Website and app data records:

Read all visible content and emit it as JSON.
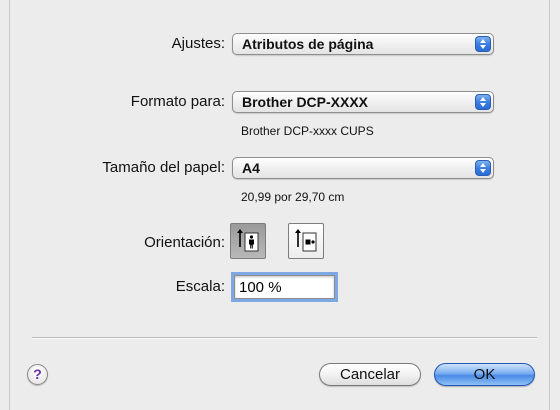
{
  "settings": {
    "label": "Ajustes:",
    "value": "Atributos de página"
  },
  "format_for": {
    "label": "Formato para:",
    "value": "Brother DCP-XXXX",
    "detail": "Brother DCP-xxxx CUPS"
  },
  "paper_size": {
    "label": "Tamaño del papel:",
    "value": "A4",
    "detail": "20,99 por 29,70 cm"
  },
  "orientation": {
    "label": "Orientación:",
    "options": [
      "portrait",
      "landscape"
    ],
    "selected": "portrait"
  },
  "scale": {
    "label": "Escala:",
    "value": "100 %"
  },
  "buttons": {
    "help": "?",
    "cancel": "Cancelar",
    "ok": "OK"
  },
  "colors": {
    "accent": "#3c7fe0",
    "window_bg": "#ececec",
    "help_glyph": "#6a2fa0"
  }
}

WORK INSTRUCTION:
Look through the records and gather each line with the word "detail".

RESULT OF THE EXERCISE:
    "detail": "Brother DCP-xxxx CUPS"
    "detail": "20,99 por 29,70 cm"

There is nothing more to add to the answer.